While most of the UK was settling into a post-Christmas haze, the elves at the Department of Energy and Climate Change (DECC) were not to be outdone on festive cheer. “UK renewables powers forward!” came the announcement from the press office in the closing days of December, adding that “significant progress” had been made.
There was no mistaking the feel-good message of the announcement: the UK's renewables industry is thriving in one of the toughest economic climates in living memory, and amid a myriad of regulatory reforms and cuts to support.
But is this really the case? Certainly, DECC's figures look good on paper. From July 2011 to July 2012 the UK has seen a 27% increase in overall electricity generation from renewables, taking the UK's total to 10% – just under a third of what it needs to achieve by 2020.
In addition, there was a 40% increase in renewable electricity capacity, including a 60% increase in offshore wind capacity to 2.5GW, and a five-fold increase in solar PV capacity. All in all, DECC said, the UK is “on track” to meet its 2020 target of sourcing 15% of its primary energy supply from renewables by 2020.
Meanwhile, the government also provided an update on its progress with achieving the goals outlined in the UK's Renewables Roadmap – originally released in 2011– aimed at facilitating progress to the 2020 targets. The list of aims and achievements is lengthy, covering everything from planning, radar, investment certainty and grid access to supply chain development, cost cutting and R&D funding.
James Hubbard, economics policy officer at RenewableUK, the trade body for wind and marine technologies, is optimistic about the UK's progress so far, but he highlights that a lot will depend on the Energy Bill, the legislative enactment of the government's Electricity Market Reform (EMR). “We're on track to meet targets, so we're pleased with that,” he says.
“The big issue of course is certainty, and that's what EMR is focusing on: trying to improve the investment climate so investors can make the big decisions that we hope are made soon, so that we're able to attract and secure large manufacturers.

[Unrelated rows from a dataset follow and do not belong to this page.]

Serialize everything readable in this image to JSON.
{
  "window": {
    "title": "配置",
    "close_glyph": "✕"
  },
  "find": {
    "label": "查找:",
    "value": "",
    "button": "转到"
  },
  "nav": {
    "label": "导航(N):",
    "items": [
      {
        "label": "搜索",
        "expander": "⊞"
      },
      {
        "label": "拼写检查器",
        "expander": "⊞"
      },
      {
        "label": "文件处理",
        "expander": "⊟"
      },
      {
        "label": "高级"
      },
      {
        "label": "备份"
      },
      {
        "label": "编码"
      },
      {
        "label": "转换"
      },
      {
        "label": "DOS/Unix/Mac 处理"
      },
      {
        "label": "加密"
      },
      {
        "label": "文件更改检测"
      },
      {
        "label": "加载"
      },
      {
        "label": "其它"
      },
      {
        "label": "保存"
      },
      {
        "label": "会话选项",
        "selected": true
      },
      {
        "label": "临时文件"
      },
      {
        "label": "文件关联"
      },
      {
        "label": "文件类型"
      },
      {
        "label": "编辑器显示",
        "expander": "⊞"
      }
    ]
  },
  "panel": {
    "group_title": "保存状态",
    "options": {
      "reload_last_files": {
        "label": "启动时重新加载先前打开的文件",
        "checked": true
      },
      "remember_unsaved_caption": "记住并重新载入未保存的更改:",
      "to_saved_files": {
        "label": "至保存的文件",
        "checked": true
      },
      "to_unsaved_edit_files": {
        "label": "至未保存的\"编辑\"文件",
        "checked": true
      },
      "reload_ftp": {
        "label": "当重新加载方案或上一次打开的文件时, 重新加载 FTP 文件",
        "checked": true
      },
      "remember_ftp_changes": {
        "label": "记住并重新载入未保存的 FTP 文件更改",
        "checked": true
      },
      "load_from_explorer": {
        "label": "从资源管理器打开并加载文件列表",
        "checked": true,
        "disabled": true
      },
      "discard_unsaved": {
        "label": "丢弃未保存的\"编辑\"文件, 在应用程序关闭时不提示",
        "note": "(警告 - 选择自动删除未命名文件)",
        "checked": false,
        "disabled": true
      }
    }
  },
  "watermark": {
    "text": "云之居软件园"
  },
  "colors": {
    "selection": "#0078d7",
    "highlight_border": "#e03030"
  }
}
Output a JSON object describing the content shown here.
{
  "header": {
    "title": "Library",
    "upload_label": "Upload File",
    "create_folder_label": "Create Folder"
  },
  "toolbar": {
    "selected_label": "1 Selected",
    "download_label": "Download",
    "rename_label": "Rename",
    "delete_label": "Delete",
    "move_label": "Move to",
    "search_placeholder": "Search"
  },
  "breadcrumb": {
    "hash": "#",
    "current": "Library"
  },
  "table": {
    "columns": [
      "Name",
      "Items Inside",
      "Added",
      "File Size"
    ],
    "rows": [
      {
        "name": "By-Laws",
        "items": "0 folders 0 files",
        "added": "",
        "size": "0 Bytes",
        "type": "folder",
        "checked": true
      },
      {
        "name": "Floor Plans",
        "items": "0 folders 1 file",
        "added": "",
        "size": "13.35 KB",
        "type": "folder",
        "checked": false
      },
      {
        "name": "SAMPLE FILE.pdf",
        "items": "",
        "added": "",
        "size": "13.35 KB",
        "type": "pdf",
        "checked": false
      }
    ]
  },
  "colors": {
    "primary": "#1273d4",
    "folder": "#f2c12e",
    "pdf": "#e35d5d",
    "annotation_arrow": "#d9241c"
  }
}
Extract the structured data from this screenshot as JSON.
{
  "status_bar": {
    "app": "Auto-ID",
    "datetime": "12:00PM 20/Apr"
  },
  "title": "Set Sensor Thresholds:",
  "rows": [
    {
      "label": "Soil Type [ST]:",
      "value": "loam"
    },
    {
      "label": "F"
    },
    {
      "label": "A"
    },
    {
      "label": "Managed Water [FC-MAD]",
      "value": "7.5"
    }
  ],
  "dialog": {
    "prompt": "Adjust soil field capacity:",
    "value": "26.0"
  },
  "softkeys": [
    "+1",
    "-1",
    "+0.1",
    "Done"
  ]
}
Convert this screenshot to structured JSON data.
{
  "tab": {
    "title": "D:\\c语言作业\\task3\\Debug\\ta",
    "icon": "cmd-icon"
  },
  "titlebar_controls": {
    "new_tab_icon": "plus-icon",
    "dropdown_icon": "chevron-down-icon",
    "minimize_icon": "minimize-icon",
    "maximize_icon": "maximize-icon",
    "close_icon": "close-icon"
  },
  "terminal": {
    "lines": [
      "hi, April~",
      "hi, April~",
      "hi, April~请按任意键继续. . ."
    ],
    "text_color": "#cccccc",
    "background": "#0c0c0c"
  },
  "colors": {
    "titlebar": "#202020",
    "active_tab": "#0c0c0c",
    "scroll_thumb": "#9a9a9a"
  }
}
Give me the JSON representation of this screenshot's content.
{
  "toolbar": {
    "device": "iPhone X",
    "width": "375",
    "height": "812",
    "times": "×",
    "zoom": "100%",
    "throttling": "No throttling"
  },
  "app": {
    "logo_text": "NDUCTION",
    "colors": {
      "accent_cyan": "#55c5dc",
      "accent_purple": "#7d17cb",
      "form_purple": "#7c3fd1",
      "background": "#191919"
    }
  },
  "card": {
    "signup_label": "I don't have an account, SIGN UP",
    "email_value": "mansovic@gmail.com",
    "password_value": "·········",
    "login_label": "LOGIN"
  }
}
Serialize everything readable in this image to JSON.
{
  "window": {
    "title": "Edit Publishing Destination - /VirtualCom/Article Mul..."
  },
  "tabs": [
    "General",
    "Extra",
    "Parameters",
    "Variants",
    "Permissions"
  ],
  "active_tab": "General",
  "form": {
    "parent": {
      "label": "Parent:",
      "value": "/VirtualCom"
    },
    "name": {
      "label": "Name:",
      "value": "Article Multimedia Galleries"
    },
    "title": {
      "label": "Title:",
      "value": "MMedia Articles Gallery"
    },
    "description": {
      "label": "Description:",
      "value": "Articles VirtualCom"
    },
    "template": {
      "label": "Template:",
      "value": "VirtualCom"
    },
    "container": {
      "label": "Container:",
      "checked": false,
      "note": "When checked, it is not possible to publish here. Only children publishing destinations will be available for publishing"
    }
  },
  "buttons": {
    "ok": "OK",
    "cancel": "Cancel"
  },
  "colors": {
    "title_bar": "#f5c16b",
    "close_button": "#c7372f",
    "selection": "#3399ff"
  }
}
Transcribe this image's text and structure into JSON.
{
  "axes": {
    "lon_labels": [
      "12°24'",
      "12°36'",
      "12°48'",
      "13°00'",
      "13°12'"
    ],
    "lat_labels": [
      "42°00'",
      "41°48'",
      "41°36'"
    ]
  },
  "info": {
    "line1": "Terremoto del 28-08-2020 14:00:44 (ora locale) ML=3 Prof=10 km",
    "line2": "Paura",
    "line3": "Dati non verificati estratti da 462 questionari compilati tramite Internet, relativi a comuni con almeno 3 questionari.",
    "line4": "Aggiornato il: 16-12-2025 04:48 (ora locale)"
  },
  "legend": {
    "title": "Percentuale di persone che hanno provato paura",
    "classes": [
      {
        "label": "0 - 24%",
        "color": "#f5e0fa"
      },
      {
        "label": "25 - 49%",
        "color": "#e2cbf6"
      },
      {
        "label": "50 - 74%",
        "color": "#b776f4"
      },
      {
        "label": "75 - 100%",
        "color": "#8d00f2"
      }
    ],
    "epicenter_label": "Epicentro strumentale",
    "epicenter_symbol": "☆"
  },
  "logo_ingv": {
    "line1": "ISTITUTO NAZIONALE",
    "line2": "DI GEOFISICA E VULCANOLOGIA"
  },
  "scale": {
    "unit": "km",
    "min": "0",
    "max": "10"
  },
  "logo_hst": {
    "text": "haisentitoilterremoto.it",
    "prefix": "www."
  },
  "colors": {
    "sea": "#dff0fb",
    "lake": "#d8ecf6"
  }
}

That's the big thing that's outstanding.”
The solar industry, too, is fairly buoyant at current progress, not least because PV was included in the roadmap for the first time. Cuts to support available to large scale solar PV under November's banding review for the Renewables Obligation (RO), the financial support mechanism for larger renewables developments until 2017, could have put a downer on things, yet the industry seems happy that the way is clear for more PV growth in 2013.
“We weren't delighted with the [banding review] outcome but our view was it could have been a lot worse and it's created the certainty that's needed over the next four years for the RO,” says Paul Barwell, chief executive at the Solar Trade Association (STA). “It allows large scale deployment and also roof mounted large scale to deploy at a much greater rate than originally proposed, so that is good news.”
Not everyone is confident
However, Gaynor Hartnell, chief executive at the Renewable Energy Association (REA), is less comforted by the government's progress. Chief amongst her concerns is the lack of cohesion in the coalition government, manifested by very public infighting between pro-renewables DECC and the pro-gas Treasury, which she believes has created a grim climate of uncertainty.
“The general feeling is that one hardly knows what's going on,” she says. “The government isn't really acting as one. That kind of uncertainty filters down quite deeply and I think a lot of people are concerned that there may be some undermining of the whole commitment to achieving the renewables targets.”
This, she says, makes investment extremely hard, citing as examples the UK's biomass generators – who stand to be hit with a 400MW capacity cap if current proposals go through – and the combined heat and power (CHP) industry, which is facing the first retrospective cuts to support in the UK's low carbon industries. This last case will be particularly damaging to investor confidence in the UK.
“If there was no uncertainty [about future levels of support] when the financial decision was made, then any lender that invested in that project will be scarred,” says Hartnell. “They'll have a different view of the UK as a consequence when making future funding decisions.”
Tomorrow - What can we expect from the year ahead?
About: Rachel Parkes is a freelance journalist based in the UK covering energy issues
Renewable Energy Focus, Volume 14, Issue 1, January-February 2013, Pages 4-7